If you ask any person you know the simple question, What is the fondest memory of childhood you have? it s guaranteed every person will stop to think. Each and every one of us all have special memories from our past, no matter how trivial; that s because memories are a large part of everyone character. Some people can remember back to their first steps, or even further, depending on how much of an impact that memory made in their mind.
Memories are without a doubt, part of every person s lives and can not be denied, even if they can be disproven. Our memories and what make each of us individuals in our society as a whole, and it is our memories that shape our future.
E.B. White wrote an essay entitled Once More to the Lake. The entire essay is built upon the memory of his childhood trip to a lake with his father, and the experiences that he undertook while there.
However, the entire process of recalling his memories are all triggered by current events when he takes his own son there so that he may get the same effect from the lake that he once did. White goes on about his joyous arrivals to the lake filled with excitement and noise, but is oddly enough calm and serene this time around. White attributes this to the passage of time and the modernization of the country. All his childhood memories from that point on are all re-enacted through his son, with a few changes due to the passage of time.
Every memory however that White recalls upon is ones of fondness and satisfaction. White demonstrates human nature to cling to past experiences that later effect at least one event of your future, however tainted his past realities have become.
While Whites essay deals with discrepancies being credited to the change in time, Stephen Jay Gould blames the human mind itself. Gould wrote Muller Bros. Moving & Storage , a very verbose essay on that very topic. In the beginning of his essay he travels back to the time when he was a child and walking along with his grandfather. Gould remembers, very distinctly, many events that partook in his strolls with his grandfather. He even mentioned, with precise detail, the area his memory took place and even to what his grandfather wore. Later on in his essay, Gould also goes into detail about one of his cross-country trips with his father. He remembers with great admiration of Devils Tower. How this huge mound of rocks looked miniscule from a distance and then grew with such animosity into a plateau that would rival Mount Olympus in his eyes. All these memories Gould held sacred about his past. In later years though he went back to visit his thoughts, only to find that they did not happen how he remembered. In fact, there were many ends of his story that unraveled. Either by combining his memory with another or simply filling a hole in his memory with a popular item that sticks out in his mind.
Gould tells his readers all this with one purpose in mind, to inform the reader that our memories can not be trusted. That our mind gets fulfillment in tricking ourselves into believing that something took place that never really did. None the less he holds onto his memories for the same reason that we all do. Memories our what makes our past, and our past is what builds our future.
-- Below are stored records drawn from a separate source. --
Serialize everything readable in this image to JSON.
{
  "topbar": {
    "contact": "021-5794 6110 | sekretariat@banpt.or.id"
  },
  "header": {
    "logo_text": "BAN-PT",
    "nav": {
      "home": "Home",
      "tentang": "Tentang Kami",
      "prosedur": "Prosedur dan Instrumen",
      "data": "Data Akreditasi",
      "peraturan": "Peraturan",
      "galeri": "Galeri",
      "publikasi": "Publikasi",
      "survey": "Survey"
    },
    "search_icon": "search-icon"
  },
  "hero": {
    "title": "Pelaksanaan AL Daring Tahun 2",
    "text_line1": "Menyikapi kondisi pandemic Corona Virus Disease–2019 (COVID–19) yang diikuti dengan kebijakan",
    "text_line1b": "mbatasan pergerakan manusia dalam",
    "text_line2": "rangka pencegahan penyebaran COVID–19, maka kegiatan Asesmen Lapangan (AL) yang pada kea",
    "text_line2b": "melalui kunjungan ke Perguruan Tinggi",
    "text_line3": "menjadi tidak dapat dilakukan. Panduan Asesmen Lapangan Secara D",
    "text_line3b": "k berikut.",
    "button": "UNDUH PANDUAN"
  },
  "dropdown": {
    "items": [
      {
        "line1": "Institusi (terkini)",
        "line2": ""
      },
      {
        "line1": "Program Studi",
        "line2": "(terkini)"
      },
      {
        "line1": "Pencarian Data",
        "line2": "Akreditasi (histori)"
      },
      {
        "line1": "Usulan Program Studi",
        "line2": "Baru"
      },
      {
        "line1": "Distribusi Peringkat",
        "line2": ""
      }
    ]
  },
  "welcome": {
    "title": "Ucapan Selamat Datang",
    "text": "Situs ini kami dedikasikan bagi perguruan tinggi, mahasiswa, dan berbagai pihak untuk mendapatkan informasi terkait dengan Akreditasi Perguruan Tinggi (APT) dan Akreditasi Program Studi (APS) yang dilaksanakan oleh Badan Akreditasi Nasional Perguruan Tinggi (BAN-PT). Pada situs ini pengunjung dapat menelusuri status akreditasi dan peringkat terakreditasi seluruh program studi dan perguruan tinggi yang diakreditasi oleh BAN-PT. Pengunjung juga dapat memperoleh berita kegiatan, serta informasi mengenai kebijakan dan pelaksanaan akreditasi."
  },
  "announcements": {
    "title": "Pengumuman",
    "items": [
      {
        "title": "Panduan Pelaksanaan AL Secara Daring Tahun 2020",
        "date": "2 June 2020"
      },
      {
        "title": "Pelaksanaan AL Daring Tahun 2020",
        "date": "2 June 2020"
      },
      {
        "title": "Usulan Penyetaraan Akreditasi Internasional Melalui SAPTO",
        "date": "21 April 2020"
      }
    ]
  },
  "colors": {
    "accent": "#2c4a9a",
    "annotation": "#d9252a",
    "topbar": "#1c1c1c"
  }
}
Although both authors wrote on the same topic, the overall point that each reaches are entirely different. It is the difference in point that proves mine however. Each cling to their past memories and hold them to be true with each day that passes. Neither author excepts that their memory never took place, and neither would anyone else. Weather or not a memory has taken place, it still effects its owner. Some memories might have trivial effects such as a simple superstition for everyday events or some might have lasting effects that pierce ones mind and dramatically influence they interactions with the social world. No matter how often a person might learn that a small detail in their memory is not how they remembered it, they will still none the less cling to their original memory.